Saturday, December 01, 2007

Evel Knievel

Evel Knievel, the daredevil motocyclist who became a pop-culture icon in the 70's and a hero to millions of kids, passed away Friday at age 69.

At his peak, Knievel's daring stunts and brushes with death made him a household name. Growing up in the 70's, Knievel inspired countless kids to soup up their bicycles, buy motocross bikes, and do many ill-advised things on bikes and motorcycles. In our neighborhood, the track circling a telephone switching station served as the scene for daily bicycle races, while the drop-off behind the station was ideal for bike and motorbike jumping, often accompanied by shouts of "I'm Evel Knievel!" from us kids.

Robert Craig Knievel was a fine athlete in high school, excelling at ski-jumping, hockey, and track. Always possessed with a restless spirit, Knievel found life in his hometown of Butte, Montana boring. He dropped out of school, had trouble holding a job, and drifted into petty theft, which resulted in several run-ins with the law. Knievel found himself in the Butte jail one night in a cell next to that of one of the local hoodlums, known as "Awful" Knofel. The night jailer remarked that "Awful" Knofel was staying next to "Evil" Knievel. The nickname stuck, although Knievel would change the spelling since he didn't want his name associated with anything truly despicable.

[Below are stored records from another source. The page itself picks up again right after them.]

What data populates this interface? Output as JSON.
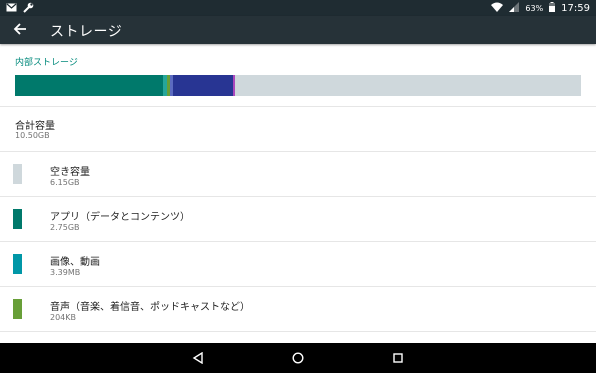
{
  "status_bar": {
    "battery_percent": "63%",
    "time": "17:59",
    "icons": [
      "mail-icon",
      "wrench-icon",
      "wifi-icon",
      "cell-signal-icon",
      "battery-icon"
    ]
  },
  "app_bar": {
    "title": "ストレージ",
    "back_icon": "arrow-back-icon"
  },
  "storage": {
    "section_header": "内部ストレージ",
    "total_label": "合計容量",
    "total_value": "10.50GB",
    "usage_bar_colors": {
      "apps": "#00796b",
      "free": "#cfd8dc"
    },
    "items": [
      {
        "label": "空き容量",
        "value": "6.15GB",
        "color": "#cfd8dc"
      },
      {
        "label": "アプリ（データとコンテンツ）",
        "value": "2.75GB",
        "color": "#00796b"
      },
      {
        "label": "画像、動画",
        "value": "3.39MB",
        "color": "#0097a7"
      },
      {
        "label": "音声（音楽、着信音、ポッドキャストなど）",
        "value": "204KB",
        "color": "#689f38"
      }
    ]
  },
  "nav_bar": {
    "icons": [
      "back-triangle-icon",
      "home-circle-icon",
      "recents-square-icon"
    ]
  }
}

Deciding to straighten his life out, Knievel joined the Army and made 30 jumps as a paratrooper. After his discharge, he tried his hand at semi-pro hockey, and then turned to motorcycle racing. After falling in a race and breaking some bones, he gave that up and became co-owner of a motorcycle shop. As a publicity stunt, he agreed to jump his motorcycle over 40 feet of parked cars, a box of rattlesnakes, and past a tethered mountain lion. Setting the tone for much of Knievel's career, the jump didn't go as planned - Knievel landed on the rattlesnakes. Nevertheless, Evel Knievel had finally found his true calling.

He put together a group, Evel Knievel And His Motorcycle Daredevils, which lasted a short time before he went solo. Motorcycle stuntmen were a dime a dozen in the 60's working county fairs and car shows from coast to coast. Knievel decided to distinguish himself by undertaking longer, higher, and more dangerous jumps than anybody - the American way. He made his rep on New Years Day 1968 by jumping the fountain at Caesar's Palace in Las Vegas. He cleared the fountain but crash-landed, leaving him with a fractured skull, broken pelvis, hips and ribs. Knievel was unconscious for a month. When he came to, he found himself a star.

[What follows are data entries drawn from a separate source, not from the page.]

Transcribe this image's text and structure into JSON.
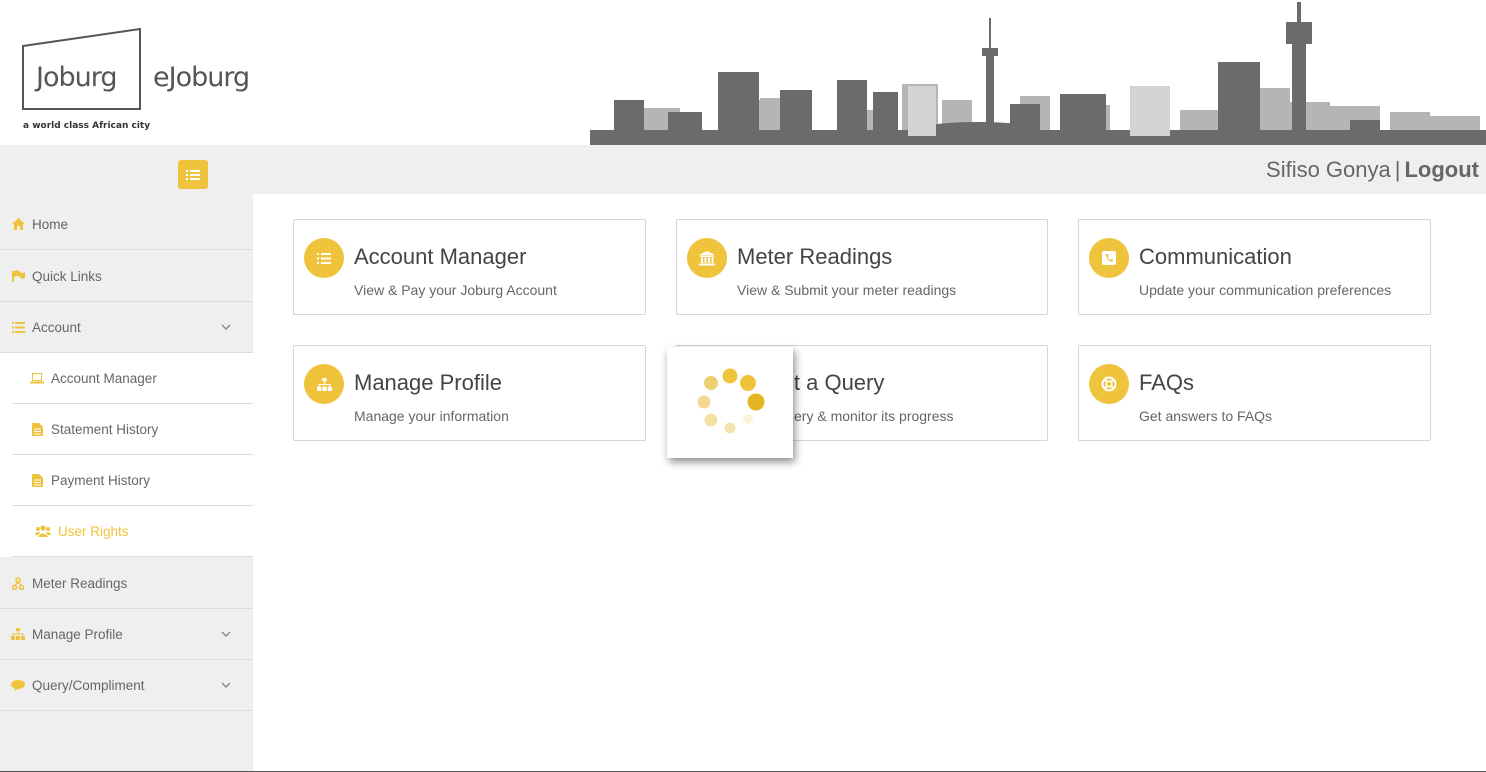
{
  "header": {
    "logo_text": "Joburg",
    "ejoburg_text": "eJoburg",
    "tagline": "a world class African city"
  },
  "topbar": {
    "user_name": "Sifiso Gonya",
    "separator": "|",
    "logout_label": "Logout"
  },
  "sidebar": {
    "items": [
      {
        "label": "Home",
        "icon": "home-icon"
      },
      {
        "label": "Quick Links",
        "icon": "flag-icon"
      },
      {
        "label": "Account",
        "icon": "list-icon"
      },
      {
        "label": "Meter Readings",
        "icon": "sitemap-icon"
      },
      {
        "label": "Manage Profile",
        "icon": "sitemap-icon"
      },
      {
        "label": "Query/Compliment",
        "icon": "comment-icon"
      }
    ],
    "account_sub": [
      {
        "label": "Account Manager",
        "icon": "laptop-icon"
      },
      {
        "label": "Statement History",
        "icon": "file-icon"
      },
      {
        "label": "Payment History",
        "icon": "file-icon"
      },
      {
        "label": "User Rights",
        "icon": "users-icon"
      }
    ]
  },
  "cards": [
    {
      "title": "Account Manager",
      "desc": "View & Pay your Joburg Account",
      "icon": "list-icon"
    },
    {
      "title": "Meter Readings",
      "desc": "View & Submit your meter readings",
      "icon": "bank-icon"
    },
    {
      "title": "Communication",
      "desc": "Update your communication preferences",
      "icon": "phone-icon"
    },
    {
      "title": "Manage Profile",
      "desc": "Manage your information",
      "icon": "sitemap-icon"
    },
    {
      "title": "it a Query",
      "desc": "ery & monitor its progress",
      "icon": "query-icon"
    },
    {
      "title": "FAQs",
      "desc": "Get answers to FAQs",
      "icon": "lifebuoy-icon"
    }
  ],
  "colors": {
    "accent": "#f0c33c",
    "sidebar_bg": "#efefef",
    "text": "#666666"
  }
}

Over the next decade, he became the stuff of legend with his Captain America image, Harley motorcycles, and his increasingly daring stunts. He became a fixture of programs such as ABC's Wide World Of Sports. His jumps frequently ended in disaster, resulting in numerous broken bones and concussions. Knievel claimed to had broken every bone in his body at one time or another. His most famous act was his attempted jump of the Snake River Canyon, which Knievel decided upon after the Department of the Interior refused his request to jump the Grand Canyon. The chute on Knievel's rocket cycle deployed early, and he fell to a landing on the bank of the Snake River. Knievel still made $6 million for his attempt.

Knievel retired from bike-jumping in 1981, and spent the rest of his life dealing with legal, financial, domestic, and health problems. The IRS came after him for over $4 million in back taxes. His first wife left him after he was arrested for soliciting an undercover police officer. He was pulled over for a traffic stop, and his car was full of unregistered firearms. Throughout all this, his health slowly deteriorated. The broken bones gave Knievel constant mobility problems. He was diabetic, and suffered pulmonary fibrosis. He contracted hepatitis C as a result of one of his surgeries, and required a liver transplant in 1999. The combination of factors led to Knievel's death.

Throughtout Knievel's last years, though, the legend continued to grow. He signed marketing deals with Harley-Davidson and Little Caesar's Pizza, and bolstered his hard-living rebel image in a series of cantankerous interviews. By the time of his death, Knievel had truly become a larger-than-life anti-hero.

If you're too young to remember, here's the Caesar's Palace jump that made Evel Knievel famous. With almost 40 years hindsight, we can wonder whether this was an act of incredible daring, or one of monumental stupidity.